- **Task requirements**: Print every line exactly as it appears in the material below.

□ □ □ □

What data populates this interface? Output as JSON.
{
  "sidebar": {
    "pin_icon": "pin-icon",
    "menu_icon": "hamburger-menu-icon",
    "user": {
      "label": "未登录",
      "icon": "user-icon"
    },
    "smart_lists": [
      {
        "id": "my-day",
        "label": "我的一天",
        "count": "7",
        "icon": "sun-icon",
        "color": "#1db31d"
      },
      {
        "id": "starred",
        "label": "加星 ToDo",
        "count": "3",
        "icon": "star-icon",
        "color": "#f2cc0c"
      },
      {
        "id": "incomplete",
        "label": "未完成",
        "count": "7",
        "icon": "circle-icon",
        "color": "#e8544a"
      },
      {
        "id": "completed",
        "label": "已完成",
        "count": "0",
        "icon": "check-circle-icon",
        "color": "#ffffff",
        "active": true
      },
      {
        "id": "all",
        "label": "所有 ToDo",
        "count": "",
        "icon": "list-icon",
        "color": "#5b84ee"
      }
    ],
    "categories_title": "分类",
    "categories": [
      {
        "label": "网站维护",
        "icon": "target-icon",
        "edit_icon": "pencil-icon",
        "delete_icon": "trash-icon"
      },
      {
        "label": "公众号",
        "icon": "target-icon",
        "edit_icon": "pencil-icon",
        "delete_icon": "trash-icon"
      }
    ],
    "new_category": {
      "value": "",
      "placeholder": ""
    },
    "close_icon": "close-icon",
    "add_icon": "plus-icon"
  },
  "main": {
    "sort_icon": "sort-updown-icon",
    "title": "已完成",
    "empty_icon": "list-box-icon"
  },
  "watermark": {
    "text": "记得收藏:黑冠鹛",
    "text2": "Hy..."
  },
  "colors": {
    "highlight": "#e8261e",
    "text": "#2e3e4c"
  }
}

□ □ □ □

- **Written answer**:
What data populates this interface? Output as JSON.
{
  "sidebar": {
    "pin_icon": "pin-icon",
    "menu_icon": "hamburger-menu-icon",
    "user": {
      "label": "未登录",
      "icon": "user-icon"
    },
    "smart_lists": [
      {
        "id": "my-day",
        "label": "我的一天",
        "count": "7",
        "icon": "sun-icon",
        "color": "#1db31d"
      },
      {
        "id": "starred",
        "label": "加星 ToDo",
        "count": "3",
        "icon": "star-icon",
        "color": "#f2cc0c"
      },
      {
        "id": "incomplete",
        "label": "未完成",
        "count": "7",
        "icon": "circle-icon",
        "color": "#e8544a"
      },
      {
        "id": "completed",
        "label": "已完成",
        "count": "0",
        "icon": "check-circle-icon",
        "color": "#ffffff",
        "active": true
      },
      {
        "id": "all",
        "label": "所有 ToDo",
        "count": "",
        "icon": "list-icon",
        "color": "#5b84ee"
      }
    ],
    "categories_title": "分类",
    "categories": [
      {
        "label": "网站维护",
        "icon": "target-icon",
        "edit_icon": "pencil-icon",
        "delete_icon": "trash-icon"
      },
      {
        "label": "公众号",
        "icon": "target-icon",
        "edit_icon": "pencil-icon",
        "delete_icon": "trash-icon"
      }
    ],
    "new_category": {
      "value": "",
      "placeholder": ""
    },
    "close_icon": "close-icon",
    "add_icon": "plus-icon"
  },
  "main": {
    "sort_icon": "sort-updown-icon",
    "title": "已完成",
    "empty_icon": "list-box-icon"
  },
  "watermark": {
    "text": "记得收藏:黑冠鹛",
    "text2": "Hy..."
  },
  "colors": {
    "highlight": "#e8261e",
    "text": "#2e3e4c"
  }
}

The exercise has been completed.